What happened in the melee is unclear but one thing is certain: he was struck in the back of his head with a weapon, believed to be a machete, and suffered fatal injuries.
The loud music and "whooping and yahooing" were quickly punctuated by the commotion.
"It all went quiet and I couldn't see anything, but then there was one woman screaming her head off," a neighbour said.
The police received the first 111 call at 12.16am on Sunday and the first officers arrived four minutes later, according to a spokeswoman.
Chris Morris, known as "One Eye", had left the party earlier in the evening but a frantic call summoned him back and, by this time, other Head Hunters who were on their way to the housewarming had arrived.
One was overheard telling police officers that "they better find whoever did this before we do".
Another witness said Elder-Holmes lay with her boyfriend, cradling him and holding towels to the wound in the back of his head while screaming for the ambulance.
A St John spokeswoman said the ambulance was dispatched at 12.17am and arrived at 12.32am, but several sources said it felt longer than 15 minutes for the ambulance to turn up. Elder-Holmes said it took 30 minutes.
One source said 111 was called three times to find out where the ambulance was and what was taking it so long.
The St John spokeswoman would not confirm suggestions that ambulance staff were threatened at the scene, other than to say "emergency services were faced with a lot of understandably emotional people".
Just four minutes after arriving, the ambulance left with Connor, his father and Millie inside.
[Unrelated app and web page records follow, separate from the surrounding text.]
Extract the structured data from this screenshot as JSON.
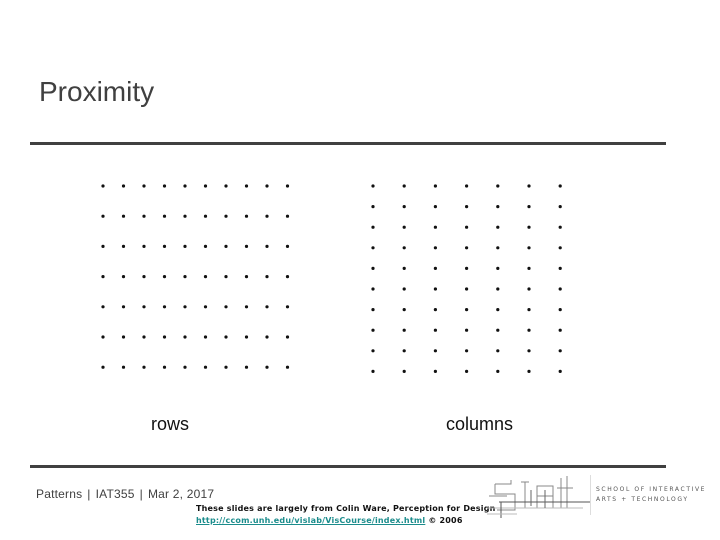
{
  "slide": {
    "title": "Proximity",
    "left_figure": {
      "label": "rows",
      "grid": {
        "columns": 10,
        "rows": 7,
        "grouping": "rows"
      }
    },
    "right_figure": {
      "label": "columns",
      "grid": {
        "columns": 7,
        "rows": 10,
        "grouping": "columns"
      }
    }
  },
  "footer": {
    "course_parts": [
      "Patterns",
      "IAT355",
      "Mar 2, 2017"
    ],
    "separator": "|",
    "credit_text": "These slides are largely from Colin Ware, Perception for Design",
    "credit_link": "http://ccom.unh.edu/vislab/VisCourse/index.html",
    "credit_copyright": "© 2006",
    "logo_text": "SIAT",
    "school_line1": "SCHOOL OF INTERACTIVE",
    "school_line2": "ARTS + TECHNOLOGY"
  },
  "colors": {
    "text_dark": "#404040",
    "link": "#1b8c8c",
    "dot": "#111111"
  }
}
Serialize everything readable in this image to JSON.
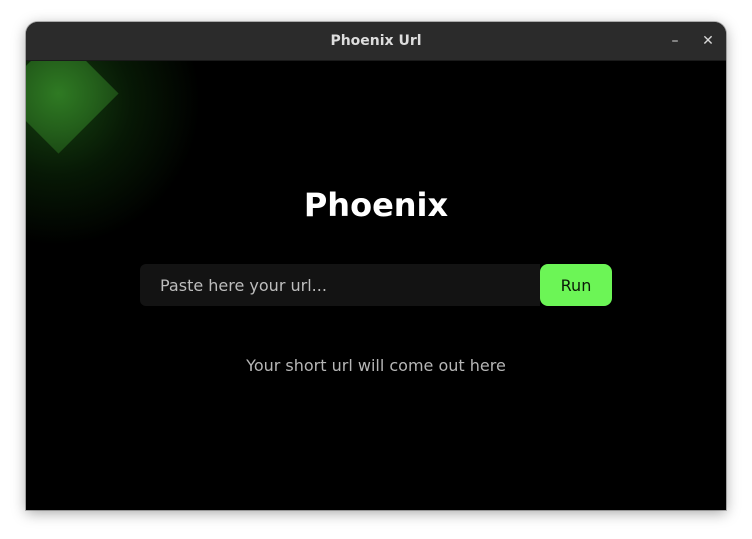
{
  "window": {
    "title": "Phoenix Url",
    "minimize_symbol": "–",
    "close_symbol": "✕"
  },
  "main": {
    "heading": "Phoenix",
    "url_input": {
      "placeholder": "Paste here your url...",
      "value": ""
    },
    "run_label": "Run",
    "output_text": "Your short url will come out here"
  },
  "colors": {
    "accent": "#6cf556",
    "background": "#000000",
    "titlebar": "#2b2b2b",
    "input_background": "#131313",
    "decoration_green": "#2f7a23"
  },
  "icons": [
    "minimize-icon",
    "close-icon"
  ]
}
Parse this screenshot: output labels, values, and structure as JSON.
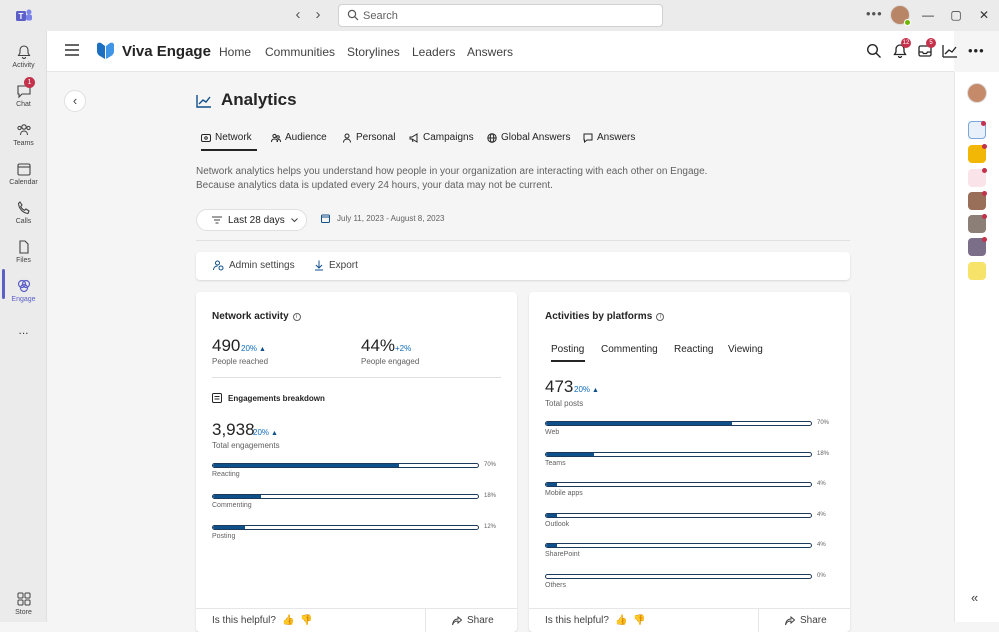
{
  "window": {
    "search_placeholder": "Search"
  },
  "rail": {
    "items": [
      {
        "label": "Activity",
        "icon": "bell-icon"
      },
      {
        "label": "Chat",
        "icon": "chat-icon",
        "badge": "1"
      },
      {
        "label": "Teams",
        "icon": "teams-icon"
      },
      {
        "label": "Calendar",
        "icon": "calendar-icon"
      },
      {
        "label": "Calls",
        "icon": "phone-icon"
      },
      {
        "label": "Files",
        "icon": "file-icon"
      },
      {
        "label": "Engage",
        "icon": "engage-icon"
      }
    ],
    "more": "...",
    "store_label": "Store"
  },
  "appbar": {
    "app_name": "Viva Engage",
    "nav": [
      "Home",
      "Communities",
      "Storylines",
      "Leaders",
      "Answers"
    ],
    "notification_badge": "12",
    "inbox_badge": "5"
  },
  "page": {
    "title": "Analytics",
    "tabs": [
      "Network",
      "Audience",
      "Personal",
      "Campaigns",
      "Global Answers",
      "Answers"
    ],
    "active_tab": "Network",
    "description_line1": "Network analytics helps you understand how people in your organization are interacting with each other on Engage.",
    "description_line2": "Because analytics data is updated every 24 hours, your data may not be current.",
    "range_label": "Last 28 days",
    "date_range": "July 11, 2023 - August 8, 2023",
    "admin_settings": "Admin settings",
    "export": "Export"
  },
  "network_card": {
    "title": "Network activity",
    "reached_value": "490",
    "reached_change": "20%",
    "reached_label": "People reached",
    "engaged_value": "44%",
    "engaged_change": "+2%",
    "engaged_label": "People engaged",
    "breakdown_title": "Engagements breakdown",
    "total_value": "3,938",
    "total_change": "20%",
    "total_label": "Total engagements",
    "bars": [
      {
        "label": "Reacting",
        "value": "70%",
        "fraction": 0.7
      },
      {
        "label": "Commenting",
        "value": "18%",
        "fraction": 0.18
      },
      {
        "label": "Posting",
        "value": "12%",
        "fraction": 0.12
      }
    ],
    "helpful": "Is this helpful?",
    "share": "Share"
  },
  "platform_card": {
    "title": "Activities by platforms",
    "tabs": [
      "Posting",
      "Commenting",
      "Reacting",
      "Viewing"
    ],
    "active_tab": "Posting",
    "total_value": "473",
    "total_change": "20%",
    "total_label": "Total posts",
    "bars": [
      {
        "label": "Web",
        "value": "70%",
        "fraction": 0.7
      },
      {
        "label": "Teams",
        "value": "18%",
        "fraction": 0.18
      },
      {
        "label": "Mobile apps",
        "value": "4%",
        "fraction": 0.04
      },
      {
        "label": "Outlook",
        "value": "4%",
        "fraction": 0.04
      },
      {
        "label": "SharePoint",
        "value": "4%",
        "fraction": 0.04
      },
      {
        "label": "Others",
        "value": "0%",
        "fraction": 0.0
      }
    ],
    "helpful": "Is this helpful?",
    "share": "Share"
  },
  "colors": {
    "accent": "#5b5fc7",
    "bar_fill": "#0f4f8a",
    "change_blue": "#0f6cbd",
    "badge_red": "#c4314b"
  }
}
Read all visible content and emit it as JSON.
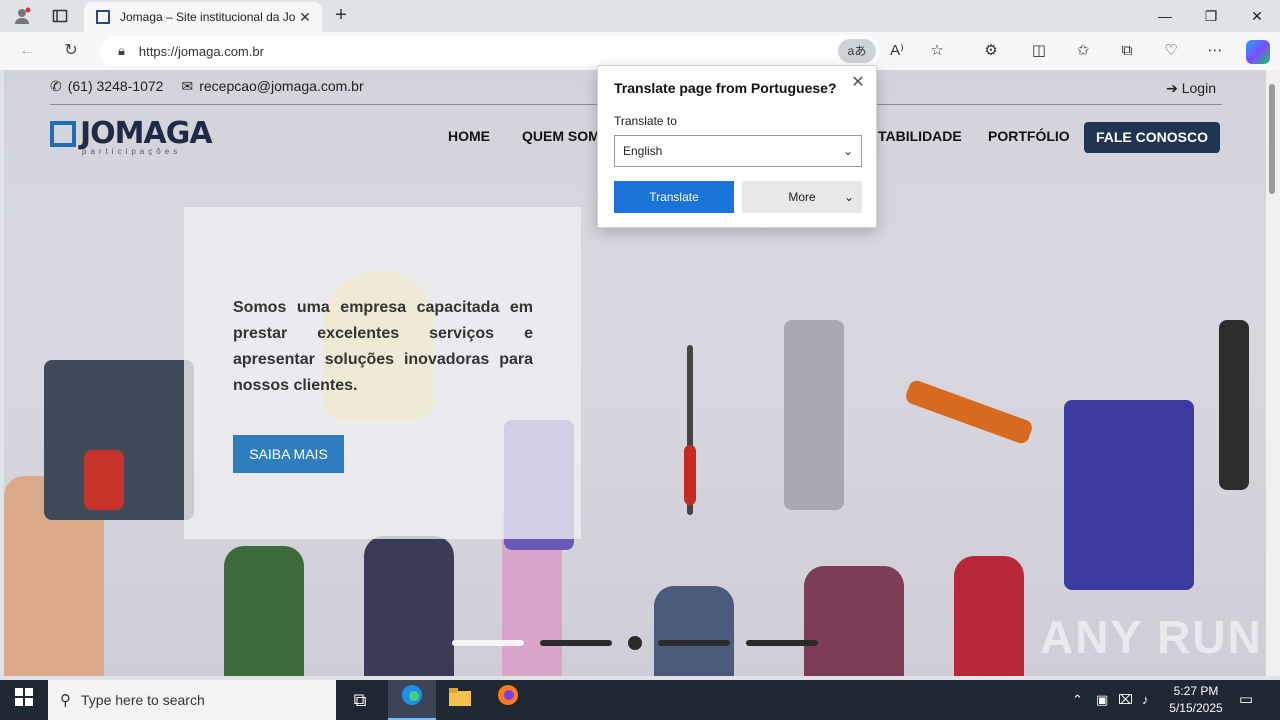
{
  "browser": {
    "tab_title": "Jomaga – Site institucional da Jor",
    "url": "https://jomaga.com.br",
    "translate_chip": "aあ",
    "icons": {
      "profile": "profile-icon",
      "tab_actions": "tab-actions-icon",
      "back": "back-arrow-icon",
      "refresh": "refresh-icon",
      "lock": "lock-icon"
    }
  },
  "site": {
    "phone": "(61) 3248-1072",
    "email": "recepcao@jomaga.com.br",
    "login": "Login",
    "logo_word": "JOMAGA",
    "logo_sub": "participações",
    "menu": {
      "home": "HOME",
      "quem_somos": "QUEM SOM",
      "sustentabilidade": "TABILIDADE",
      "portfolio": "PORTFÓLIO"
    },
    "cta": "FALE CONOSCO",
    "hero_text": "Somos uma empresa capacitada em prestar excelentes serviços e apresentar soluções inovadoras para nossos clientes.",
    "hero_button": "SAIBA MAIS",
    "watermark": "ANY RUN"
  },
  "translate_popup": {
    "title": "Translate page from Portuguese?",
    "label": "Translate to",
    "selected_language": "English",
    "translate_button": "Translate",
    "more_button": "More"
  },
  "taskbar": {
    "search_placeholder": "Type here to search",
    "time": "5:27 PM",
    "date": "5/15/2025"
  }
}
Other family followed in a car. But it was too late.
A homicide investigation dubbed Operation Venice was launched and police were quick to quell any suggestion that Connor's connections to the Head Hunters was a factor in his death, describing the attack as a random act of violence rather than targeted.
He was also not wearing anything that would mark him as a gang member, instead wearing a casual black hoodie.
That said, "family is everything" and the fact Connor Morris was back in the fold escalates the likelihood of retribution.
"The guilty will be punished and held accountable for their gutless, weak actions and feel our flames," a senior Head Hunter posted on social media.
A number of people suffered minor injuries from the altercation and two people were arrested in the aftermath - one of whom received medical treatment for breathing difficulties - and appeared in court to face charges over outstanding fines and breaching community work terms.
But no charges have been laid in connection to Morris' death and police remain tight-lipped about progress.
Specialist search teams have scoured Don Buck Rd, looking through two large bush areas as well as a stream running behind a block of houses, and police have door-knocked the surrounding streets.
A white Honda car parked outside - with all windows and windscreens smashed - was also towed away.
"Police are uncertain as to the weapon that was used in the incident, however a number of items of interest have been located and these are being forensically examined," Detective Inspector Greg Cramer said.
"We appreciate there is a huge amount of public interest in the investigation, however this is an inquiry that requires attention to detail to piece together the circumstances from a large number of witness accounts and evidence taken from the scene."
Connor Morris lay in state this week at the East Chapter of the Head Hunters in Ellerslie, a premises which doubles as a community boxing gym, of which he and his father were members.
Hundreds of gang members of different patches mingled with high society to say goodbye, culminating with a haka, before a noisy motorcade escorted the hearse carrying his body to Waikumete Crematorium in West Auckland.
"We went through so much together, grew so much together, during the years we shared and now he's gone I feel like I have lost a part of me," wrote Ms Elder-Holmes after the wake.
"Rest easy baby."